◆ **DIRECTIONS FOR THIS TASK**: Read the listing below and tally the lines that contain "Hiện"; the reply is that tally only.

◆ **LISTED ENTRIES**:

- - -

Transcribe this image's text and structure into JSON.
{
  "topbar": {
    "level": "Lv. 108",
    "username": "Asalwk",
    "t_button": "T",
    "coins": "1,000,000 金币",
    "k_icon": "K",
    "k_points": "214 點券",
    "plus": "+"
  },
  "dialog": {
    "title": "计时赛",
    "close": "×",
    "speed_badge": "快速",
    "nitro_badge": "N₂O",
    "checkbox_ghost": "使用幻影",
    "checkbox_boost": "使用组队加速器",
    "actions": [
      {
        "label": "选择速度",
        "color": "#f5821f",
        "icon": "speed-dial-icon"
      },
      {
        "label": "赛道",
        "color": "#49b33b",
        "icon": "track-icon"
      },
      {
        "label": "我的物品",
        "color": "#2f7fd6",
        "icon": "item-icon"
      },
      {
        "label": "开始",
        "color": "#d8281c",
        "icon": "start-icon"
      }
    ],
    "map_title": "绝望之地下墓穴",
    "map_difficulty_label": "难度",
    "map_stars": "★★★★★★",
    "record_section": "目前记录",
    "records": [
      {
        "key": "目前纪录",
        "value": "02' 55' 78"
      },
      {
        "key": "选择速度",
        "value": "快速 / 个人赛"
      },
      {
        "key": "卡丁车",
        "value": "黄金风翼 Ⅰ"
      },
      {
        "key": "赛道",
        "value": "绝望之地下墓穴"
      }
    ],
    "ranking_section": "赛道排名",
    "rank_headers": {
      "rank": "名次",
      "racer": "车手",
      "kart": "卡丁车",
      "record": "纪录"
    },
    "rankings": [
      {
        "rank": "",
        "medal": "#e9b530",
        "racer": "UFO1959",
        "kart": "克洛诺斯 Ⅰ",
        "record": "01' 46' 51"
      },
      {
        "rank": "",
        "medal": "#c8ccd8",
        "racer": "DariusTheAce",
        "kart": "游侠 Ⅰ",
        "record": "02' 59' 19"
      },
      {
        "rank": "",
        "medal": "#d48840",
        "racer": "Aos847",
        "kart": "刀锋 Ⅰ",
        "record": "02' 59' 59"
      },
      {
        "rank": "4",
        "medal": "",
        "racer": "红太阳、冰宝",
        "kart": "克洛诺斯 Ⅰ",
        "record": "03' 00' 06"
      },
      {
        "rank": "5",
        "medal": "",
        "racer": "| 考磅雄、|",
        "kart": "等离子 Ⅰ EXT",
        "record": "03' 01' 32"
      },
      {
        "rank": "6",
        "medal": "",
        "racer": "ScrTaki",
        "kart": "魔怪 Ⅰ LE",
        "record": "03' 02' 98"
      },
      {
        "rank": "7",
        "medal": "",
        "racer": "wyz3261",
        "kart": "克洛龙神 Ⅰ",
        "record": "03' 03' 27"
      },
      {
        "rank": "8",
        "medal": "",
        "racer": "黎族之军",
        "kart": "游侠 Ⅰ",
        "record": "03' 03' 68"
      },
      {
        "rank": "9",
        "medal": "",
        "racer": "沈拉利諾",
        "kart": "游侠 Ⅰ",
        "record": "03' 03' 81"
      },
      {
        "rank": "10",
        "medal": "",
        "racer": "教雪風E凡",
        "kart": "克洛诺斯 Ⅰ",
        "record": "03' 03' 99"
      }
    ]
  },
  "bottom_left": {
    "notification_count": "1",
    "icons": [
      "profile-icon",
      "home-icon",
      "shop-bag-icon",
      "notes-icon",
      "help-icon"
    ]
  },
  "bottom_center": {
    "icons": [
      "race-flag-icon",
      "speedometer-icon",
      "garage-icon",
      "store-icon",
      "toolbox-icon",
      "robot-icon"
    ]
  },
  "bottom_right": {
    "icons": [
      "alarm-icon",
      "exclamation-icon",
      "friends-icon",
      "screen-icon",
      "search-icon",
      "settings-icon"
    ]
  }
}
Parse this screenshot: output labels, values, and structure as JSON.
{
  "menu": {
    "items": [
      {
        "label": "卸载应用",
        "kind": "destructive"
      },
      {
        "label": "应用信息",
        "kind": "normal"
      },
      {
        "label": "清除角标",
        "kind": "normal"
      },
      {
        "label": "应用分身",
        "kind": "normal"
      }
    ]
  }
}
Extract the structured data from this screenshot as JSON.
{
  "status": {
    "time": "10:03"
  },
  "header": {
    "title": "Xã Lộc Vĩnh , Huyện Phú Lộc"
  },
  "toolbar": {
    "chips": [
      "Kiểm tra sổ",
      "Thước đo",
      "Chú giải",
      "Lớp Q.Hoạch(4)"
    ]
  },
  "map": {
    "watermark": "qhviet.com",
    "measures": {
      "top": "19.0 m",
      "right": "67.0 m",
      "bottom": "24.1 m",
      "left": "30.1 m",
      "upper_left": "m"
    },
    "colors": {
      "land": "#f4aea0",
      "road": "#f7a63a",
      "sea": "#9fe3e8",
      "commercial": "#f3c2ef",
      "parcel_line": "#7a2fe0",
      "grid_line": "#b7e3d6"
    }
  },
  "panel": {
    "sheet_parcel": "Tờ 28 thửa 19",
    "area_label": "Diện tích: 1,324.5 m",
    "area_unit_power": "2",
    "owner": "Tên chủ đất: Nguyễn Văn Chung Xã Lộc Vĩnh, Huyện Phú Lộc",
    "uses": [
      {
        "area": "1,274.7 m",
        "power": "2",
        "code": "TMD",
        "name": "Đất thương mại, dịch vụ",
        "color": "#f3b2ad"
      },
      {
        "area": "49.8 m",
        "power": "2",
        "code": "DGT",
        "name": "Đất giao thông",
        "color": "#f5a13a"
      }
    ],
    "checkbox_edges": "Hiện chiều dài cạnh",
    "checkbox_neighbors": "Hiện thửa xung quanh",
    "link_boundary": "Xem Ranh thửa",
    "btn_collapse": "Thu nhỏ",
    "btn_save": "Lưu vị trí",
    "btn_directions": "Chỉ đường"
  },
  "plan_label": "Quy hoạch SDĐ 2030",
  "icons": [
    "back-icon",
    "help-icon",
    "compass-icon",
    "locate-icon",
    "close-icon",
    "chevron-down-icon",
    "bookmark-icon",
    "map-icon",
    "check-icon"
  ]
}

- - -

◆ **RESPONSE**: 2